Clive is right. I'm being helped is much more often what people say -- though it seems to me that I've heard the other one too. Hmmm. [:^)]

CJ
Hi,

I'm afraid this system only applies to western countries and developed countries. In some countries, you will be asked several times even when it's clear you have been served (chewing a mouthful of noodles ) Just kidding. but the idea is the tables are not always assigned and sometimes, you get lucky. an extra fre e dish courtesy of some stranger.Emotion: big smile

Very interesting.

So how do you get your bill when you are ready to leave?

Clive
Students: We have free audio pronunciation exercises.
In BrE, it would usually be "I'm being served". "I'm being helped" might surprise the waiter.

(For some reason, it suggests a context of "therapy".)

MrP
Interesting choice of word! I was taught to use "check" in the contex of eateries/restaurants"

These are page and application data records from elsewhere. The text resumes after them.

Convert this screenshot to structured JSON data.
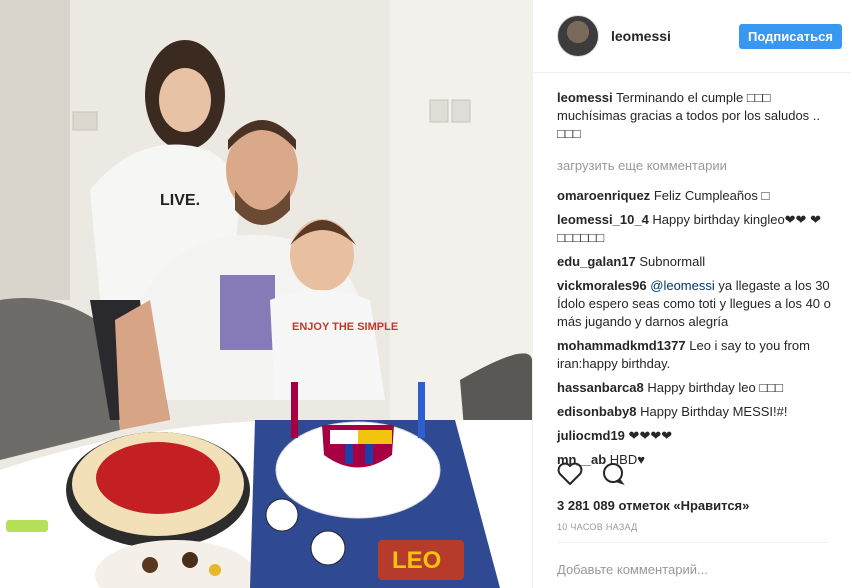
{
  "header": {
    "username": "leomessi",
    "follow_label": "Подписаться"
  },
  "caption": {
    "user": "leomessi",
    "text": "Terminando el cumple □□□ muchísimas gracias a todos por los saludos .. □□□"
  },
  "load_more": "загрузить еще комментарии",
  "comments": [
    {
      "user": "omaroenriquez",
      "text": "Feliz Cumpleaños □"
    },
    {
      "user": "leomessi_10_4",
      "text": "Happy birthday kingleo❤❤ ❤□□□□□□"
    },
    {
      "user": "edu_galan17",
      "text": "Subnormall"
    },
    {
      "user": "vickmorales96",
      "mention": "@leomessi",
      "text": " ya llegaste a los 30 Ídolo espero seas como toti y llegues a los 40 o más jugando y darnos alegría"
    },
    {
      "user": "mohammadkmd1377",
      "text": "Leo i say to you from iran:happy birthday."
    },
    {
      "user": "hassanbarca8",
      "text": "Happy birthday leo □□□"
    },
    {
      "user": "edisonbaby8",
      "text": "Happy Birthday MESSI!#!"
    },
    {
      "user": "juliocmd19",
      "text": "❤❤❤❤"
    },
    {
      "user": "mn__ab",
      "text": "HBD♥"
    }
  ],
  "likes": "3 281 089 отметок «Нравится»",
  "time": "10 часов назад",
  "add_comment_placeholder": "Добавьте комментарий...",
  "photo": {
    "cake_text": "LEO",
    "shirt_text": "ENJOY THE SIMPLE",
    "tshirt_text": "LIVE."
  }
}
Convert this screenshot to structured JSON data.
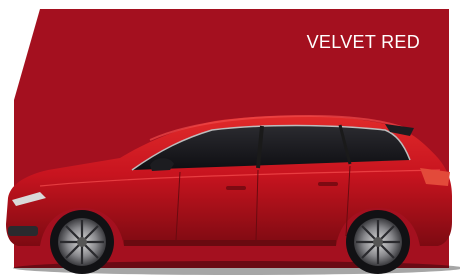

I would say they are dynamically assigned, meaning available waiters are supposed to attend waiting customers. and the order will be numbered according to the number of the table to avoid confusion. But sometimes, handwriting is an issue. Rarely, you'll geta free meal Emotion: smile but sometimes you get lucky. But I would point out their mistake.